CNSNews.com's interest in defending President Trump over withdrawing U.S. troops from northern Syria, thereby permitting Turkey to attack the Kurds that once were U.S. allies, has waned as the media in general has lost interest in the story.
On Oct. 21, Patrick Goodenough detailed a backtracking on Trump's withdrawal (though, of course, he didn't call it that): "As U.S. troops are being redeployed from Syria to western Iraq, there were indications at the weekend that President Trump may be prepared to leave a residual force across the border in eastern Syria, in a bid to keep a lid on ISIS and help to ensure that oilfields in the area to not fall into hands of the Iranians, whose forces are in Syria to bolster Bashar Assad’s regime." The same day, James Carstensen touted a German plan to create an "internationally controlled security zone" in Syria.
More stuff came in over the next couple days:
- Goodenough reported on a "bipartisan Senate bill" seeking to move U.S. military operations out of Turkey .
- Dimitri Simes reported on a Turkish pact with Russia to attack the Kurds.
- Goodenough went for the default pro-Trump narrative by highlighting how "The U.S. special envoy for the Syrian conflict pushed back Tuesday on the charge that, had President Trump not pulled back a small number of U.S. troops from northeastern Syria this month, Turkish forces would not have crossed the border to attack Syrian Kurdish fighters."

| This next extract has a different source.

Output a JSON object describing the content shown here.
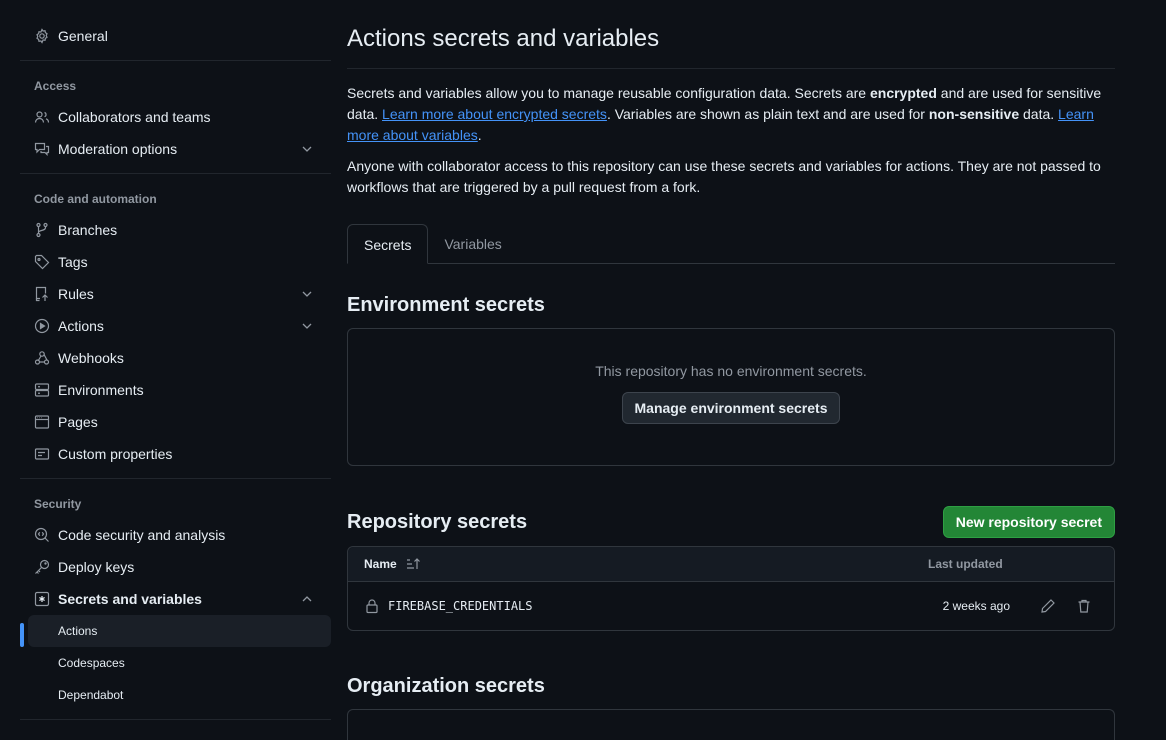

- A follow-up story by Goodenough reported how "Russian troops rolled into Kobane in northeastern Syria on Wednesday, on a mission to oversee the withdrawal of Syrian Kurdish fighters and their weapons from the area in line with an agreement reached by the Russian and Turkish presidents a day earlier."
- Melanie Arter dutifully repeated Trump claiming that "Turkey has informed the Trump administration that it will stop combat in Syria and will make the ceasefire brokered by the United States permanent."
- Goodenough also repeated an attack line from Secretary of State Mike Pompeo that the Obama administration "invited" the Russians to intervene militarily in the Syrian civil war by having "them come in and pretend to be chemical weapons inspectors."
CNS then turned the narrative to the U.S. trying to capture Syrian oil:
- Trump Willing to 'Fight' for Syria's Oil, 'Because We Should Be Able to Take Some Also'
- Trump's National Security Adviser: Oil Deals Will Be Made in Syria
- Bristling at Trump’s Plans for Syrian Oilfields, Russia Accuses US of ‘State Banditry’
Then things flipped back to Goodenough making Turkey the bad guy:
- House Passes Armenian Genocide Measure; Turkey Sees Move as Attempted Payback for Syria Offensive
- Lawmakers Deal Turkey’s Erdogan Double Blow Ahead of His White House Visit
- Turkey, Whose President Fetes Hamas, Complains About US Terror Report
Meanwhile, CNS did publish an op-ed by conservatives Ken Blackwell and david Phillips asserting that "Turkey is practicing genocide again" in northern Syria and that "by allowing ethnic cleansing to remove the Kurds from northern Syria, the U.S. may be seen as an accomplice to Erdogan’s war crimes." But it also published a couple of pieces by managing editor Michael W. Chapman trying to retroactively justify Trump's withdrawal by dismissing the Kurds as terrorists and, perhaps even worse, a bunch of commies.
In the first, on Oct. 23, Chapman ranted:
Although many liberal news outlets and some politicians have described President Donald Trump’s decision to pull U.S. troops out of Syria as a “betrayal” of the Kurds, our allies in fighting against ISIS in the region, it is important to note that the Kurdistan Worker’s Party, or PKK, is a “Marxist-Leninist separatist organization” that was designated as a “Foreign Terrorist Organization” by the U.S. State Department in October 1997.
The next day, Chapman served up a somewhat altered version of the first article that walked back that one a bit:
Although many liberal news outlets have described President Donald Trump’s decision to pull U.S. troops out of Syria as a “betrayal” of the Kurds -- our allies in the fight against ISIS -- the Kurds who make up the People's Protection Units (YPG), are a direct offshoot of the Kurdistan Worker's Party (PKK) in Turkey, which was designated a terrorist organization in 1997.
This does not apply to all the Kurds in Syria but specifically to those in the YPG.
But as actual foreign policy experts point out, the links between the PKK and the YPG are not as clear-cut as Chapman portrays them; the YPG denies direct links with the PKK though there is some overlap and shared goals. Perhaps Chapman can write another article walking back things a bit more.